Peel away the hockey and one sees Don Cherry as a loud man fond of violence and flamboyant suits. He wears outrageous costume as he advocates that fit young men wearing uniforms be allowed to commit public acts of violence against each other. He himself is not subject to that violence, yet he voyeuristically enthuses that others commit acts of brutality for his entertainment. Hockey and war.
Some would call that a fetish and wonder what sort of things are stored on his computer. Some would call him a coward, and wonder when he last had a fist connect with his own face. Some would call him psychotic and wonder why he hasn't been committed. Canadians apparently regard him as some sort of icon.
The other day, Christmas I think it was, he got to fire a gun with a maximum range in the area of 40 kilometres. Like the hockey players pummelling each other on ice while he sits in his box, or Canadians sitting in front of their TVs, he won't see the impact of the round he fired. The army won't take him to see the bone fragments and lumps of flesh, a gut torn open by shrapnel and with the intestines splayed like noodles over the ground. He won't smell the putrifaction and the faeces, or see the flies buzz. He won't hear the screams of wounded, and observe the blood pouring out of their ruptured ears and limbs. He won't see the tears streaming down the faces of the soldiers assigned to clean up the mess or hear their deafening silence. He won't have their nightmares, or feel the pain of the loved ones at home as they try to understand why daddy spends all night drinking in the garage, or why mommy took them away to live with grandma.
If the round didn't explode right away and instead buried itself in a field, he won't meet the grieving family of the villager or child who disturbed it years later, long after we leave that place.
This man, Mr. Cherry, is three quarters of a century old.
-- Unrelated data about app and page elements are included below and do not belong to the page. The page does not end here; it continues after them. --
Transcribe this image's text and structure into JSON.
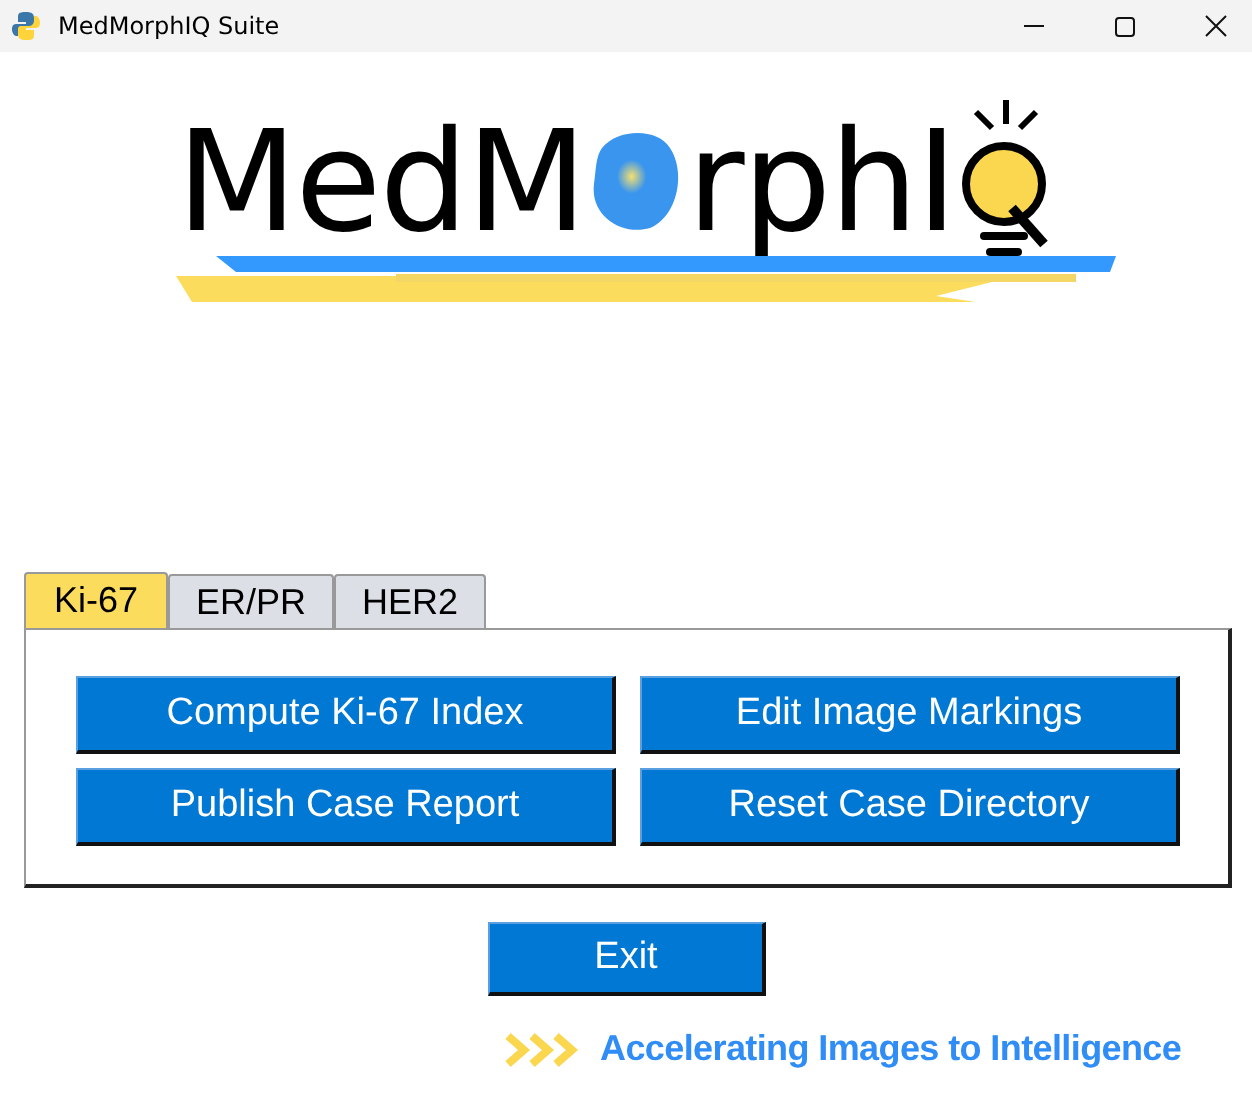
{
  "window": {
    "title": "MedMorphIQ Suite"
  },
  "logo": {
    "text_before": "MedM",
    "text_after": "rphI"
  },
  "tabs": [
    {
      "label": "Ki-67",
      "selected": true
    },
    {
      "label": "ER/PR",
      "selected": false
    },
    {
      "label": "HER2",
      "selected": false
    }
  ],
  "actions": [
    {
      "label": "Compute Ki-67 Index"
    },
    {
      "label": "Edit Image Markings"
    },
    {
      "label": "Publish Case Report"
    },
    {
      "label": "Reset Case Directory"
    }
  ],
  "exit_button": {
    "label": "Exit"
  },
  "tagline": "Accelerating Images to Intelligence"
}
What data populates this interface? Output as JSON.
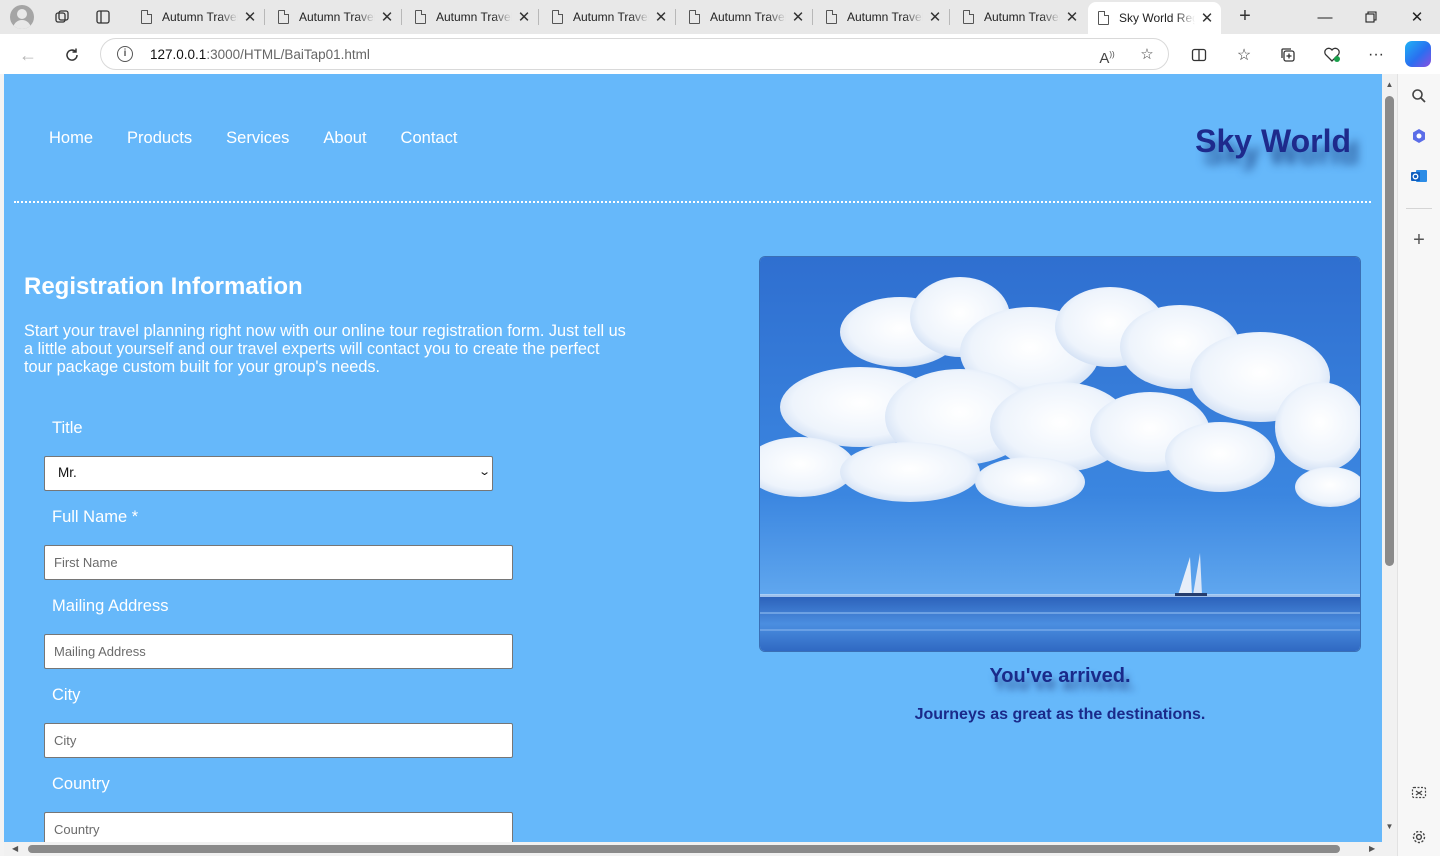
{
  "browser": {
    "tabs": [
      {
        "label": "Autumn Travel"
      },
      {
        "label": "Autumn Travel"
      },
      {
        "label": "Autumn Travel"
      },
      {
        "label": "Autumn Travel"
      },
      {
        "label": "Autumn Travel"
      },
      {
        "label": "Autumn Travel"
      },
      {
        "label": "Autumn Travel"
      },
      {
        "label": "Sky World Registration"
      }
    ],
    "url_host": "127.0.0.1",
    "url_rest": ":3000/HTML/BaiTap01.html"
  },
  "page": {
    "nav": [
      "Home",
      "Products",
      "Services",
      "About",
      "Contact"
    ],
    "brand": "Sky World",
    "heading": "Registration Information",
    "description": "Start your travel planning right now with our online tour registration form. Just tell us a little about yourself and our travel experts will contact you to create the perfect tour package custom built for your group's needs.",
    "form": {
      "title_label": "Title",
      "title_value": "Mr.",
      "fullname_label": "Full Name *",
      "fullname_placeholder": "First Name",
      "address_label": "Mailing Address",
      "address_placeholder": "Mailing Address",
      "city_label": "City",
      "city_placeholder": "City",
      "country_label": "Country",
      "country_placeholder": "Country"
    },
    "tagline": "You've arrived.",
    "subtagline": "Journeys as great as the destinations."
  }
}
He was too young to volunteer for the Second World War, but old enough for Korea. He didn't go. Instead, like most of Canada since 1945, he spent a pampered and lucky life indulging in his fetish for chasing a small piece of rubber up and down a patch of ice. When he failed at leading these men to victory, he found a very well paying gig commenting on the skills of others. Millions of Canadians listen to his gaseous pontifications.
Somewhere along the way he decided he was a fan of the Canadian Forces. He whispered sweetly in their ear, told them they were beautiful, and they gave him an nice little award for his 'commitment' to them. He traded well on their laurels. They let him fire a gun and cheered his bluster.
Ten years ago, before Afghanistan, he was 66 years old. In ten more years if he's still living, he'll be 86 and quite possibly incontinent and senile. His stage-managed little blue pill with the gun is likely one of the last major acts in his charmed and cowardly little life. Canada, lazy and bloated on double-doubles and 60 years of peace and prosperity, looks on admiringly.